Teachers–how much money from your last paycheck did you give back to your job? Stop spending–before it’s too late!
It’s prom season. ($40)
“Can your department donate a basket to our fundraiser?” ($10)
“Dress down day.” ($10/month)
Hosting a breakfast before testing. ($10-$30)
Random fundraisers ($20-30 a month)
Classroom supplies not in the budget (hundreds of dollars a year)…
The IRS allows teachers to deduct $250 of their classroom expenses. Chances are, you spend way more than that.
“I spend a thousand,” said a teacher I was speaking with the other day. A Manhattan teacher I talked to while researching my upcoming book “A Broke Teacher’s Guide to Success” spends almost five thousand a year–then crowdfunds the rest.
Stop spending today!
If you’re trying to be financially successful, you must stop spending your paycheck on your job today.
In every other job on the planet, people go to work and get paid, then use their paychecks to pay their bills and save for their future. Jobs provide supplies and equipment to get the work done.
Teachers are the opposite. We go to work, donate their paychecks to work causes, then steal supplies from home–and bring them to work.
If you do this regularly, you’ll never achieve financial freedom. It’s that simple.
What may seem like “it’s only ten dollars” today compounds and subtracts from your future. At a time where the majority of Americans are deep in debt and not even close to ready for retirement, saying no isn’t selfish, it’s a necessary part of achieving financial wellness.
How do you say no when everyone needs something?
….Easy. Memorize lines like a Hollywood actor.
Practice saying these things in the mirror at home.

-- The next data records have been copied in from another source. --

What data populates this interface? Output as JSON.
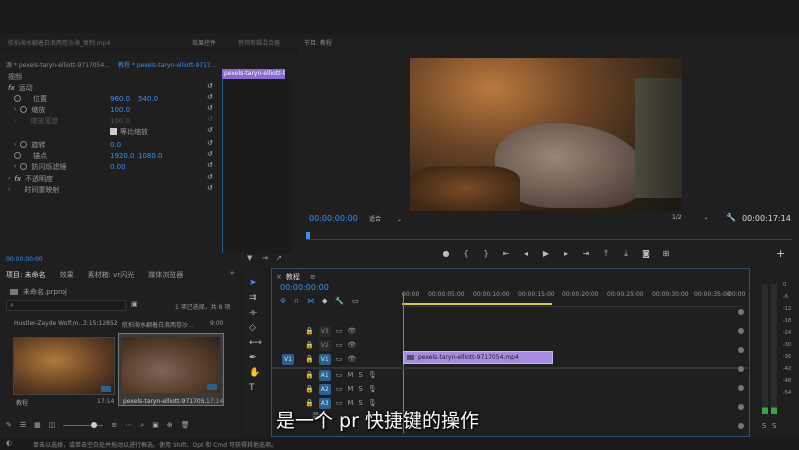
{
  "top_tabs": {
    "source_tab": "航拍海水翻着白浪两卷沙海_复制.mp4",
    "effect_controls_tab": "效果控件",
    "audio_mixer_tab": "音频剪辑混合器",
    "program_tab": "节目: 教程"
  },
  "effect_controls": {
    "source_label": "源 * pexels-taryn-elliott-9717054...",
    "sequence_label": "教程 * pexels-taryn-elliott-9717...",
    "clip_label": "pexels-taryn-elliott-971",
    "section_video": "视频",
    "motion": "运动",
    "position": "位置",
    "position_x": "960.0",
    "position_y": "540.0",
    "scale": "缩放",
    "scale_value": "100.0",
    "scale_width": "缩放宽度",
    "scale_width_value": "100.0",
    "uniform_scale": "等比缩放",
    "rotation": "旋转",
    "rotation_value": "0.0",
    "anchor": "锚点",
    "anchor_x": "1920.0",
    "anchor_y": "1080.0",
    "anti_flicker": "防闪烁滤镜",
    "anti_flicker_value": "0.00",
    "opacity": "不透明度",
    "time_remap": "时间重映射",
    "timecode": "00:00:00:00"
  },
  "program_monitor": {
    "timecode": "00:00:00:00",
    "fit": "适合",
    "resolution": "1/2",
    "duration": "00:00:17:14"
  },
  "project_panel": {
    "tabs": [
      "项目: 未命名",
      "效果",
      "素材箱: vr闪光",
      "媒体浏览器"
    ],
    "file": "未命名.prproj",
    "selection_info": "1 项已选择，共 8 项",
    "items": [
      {
        "name": "Hustler-Zayde Wolf.m...",
        "duration": "3:15:12852"
      },
      {
        "name": "航拍海水翻着白浪两卷沙...",
        "duration": "9:00"
      },
      {
        "name": "教程",
        "duration": "17:14"
      },
      {
        "name": "pexels-taryn-elliott-97170S...",
        "duration": "17:14"
      }
    ]
  },
  "timeline": {
    "tab": "教程",
    "timecode": "00:00:00:00",
    "ruler": [
      "00:00",
      "00:00:05:00",
      "00:00:10:00",
      "00:00:15:00",
      "00:00:20:00",
      "00:00:25:00",
      "00:00:30:00",
      "00:00:35:00",
      "00:00"
    ],
    "tracks": [
      {
        "label": "V3",
        "src": ""
      },
      {
        "label": "V2",
        "src": ""
      },
      {
        "label": "V1",
        "src": "V1"
      },
      {
        "label": "A1",
        "src": ""
      },
      {
        "label": "A2",
        "src": ""
      },
      {
        "label": "A3",
        "src": ""
      }
    ],
    "master": "混合",
    "clip_name": "pexels-taryn-elliott-9717054.mp4"
  },
  "subtitle": "是一个 pr 快捷键的操作",
  "status_bar": "单击以选择，或单击空白处并拖动以进行框选。使用 Shift、Opt 和 Cmd 可获得其他选项。",
  "meter": {
    "labels": [
      "0",
      "-6",
      "-12",
      "-18",
      "-24",
      "-30",
      "-36",
      "-42",
      "-48",
      "-54"
    ],
    "solo": [
      "S",
      "S"
    ]
  }
}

Then, then next time your someone asks you to buy cookies for their kid’s sale, a student hands you their club fundraiser pledge sheet, or people ask for your share of a department donation to a worthy cause, you’ll be ready.
- “Giving is personal for me. I choose to give privately to causes I already work with.”
- “I have a strict ‘no spend’ rule at work since everyone has something great they’re working on and I really love everyone’s projects and good deeds. I could never choose.”
- For the more persistent fundraisers: “No thank you. I have a policy that I don’t spend my paycheck on my job.”
- Or simply, “No” or “No thank you.” You really don’t owe anyone an explanation.
If all else fails and you can’t say no, do this: never carry cash. Then you can say, “Sorry, I don’t have any cash.” When someone says “I can collect tomorrow,” repeat the mantra. “I don’t carry cash.”
Don’t feel guilty about that “no.”
If you’re a teacher, that’s easier said than done–I always feel guilty. People sometimes get offended or upset that I’m not doing my fair share to contribute. A few don’t take no for an answer, which makes me feel even more pressured. Also, I empathize deeply. “If that were me, I’d want help.”
As teachers, we’re programmed to say yes and worry about the consequences later. We’ll juggle our own bills to help others. “I’ll catch up next month,” we say.
This is the wrong strategy for reaching financial goals.
Is there a time I can say yes? How do I know?
In order to answer that question, I look deep into my bank account and ask these questions:
- Are all my bills paid with money left over?
- Is my retirement and savings taken care of properly?
- Do I have an acceptable emergency fund?
- Have I saved for any expenses coming down the road?
If the answer is “yes” to all these questions–every single one–then I’m in a position to donate and give. I can set aside a budget for funding, helping, and donating.
However, if the answer is no to even one of those questions, the answer must be no to outside giving until I can make those answers “yes.”
Abraham Lincoln gets credit for saying, “You can’t help the poor by becoming one of them.” Although he probably didn’t say that, the wisdom behind it is true. There will always be someone in need, but unless I stop spending and attend to my financial wellness, I’ll never get where I want to go.
It’s not harsh–it’s tough love and simple math.
What do I do if I still want to help others?
Money’s not the only way to give–there are three ways: time, talent, and treasure. If “treasure” isn’t an option right now, use your time and talent instead.
- Send a card
- Make something
- Volunteer to work the event
- Send a message of support
- Check in
- Offer to listen
- Help out or ofter advice
- Bring a cup of tea
You may not be able to give that ten or hundred dollar donation, but you can always be thoughtful, smile, and show you care in other ways.
As I started doing more of that type of giving and less giving out of my own pocket, I noticed something–no student cared about me less. In fact, they were just as grateful, if not more.
Anyone who doesn’t understand you “no” or want the best for you–including your financial wellness–isn’t worth keeping in your inner circle. Remember that. Find a few kindred spirits who also commit to financial wellness, and achieve your financial goals together.
This advice isn’t just for you–it’s for every student watching you.
You, after all, are the example for them. Show students good habits–a path to happiness, balance and success–how you worked to get to the top of the mountain, and how they can achieve their financial goals, too.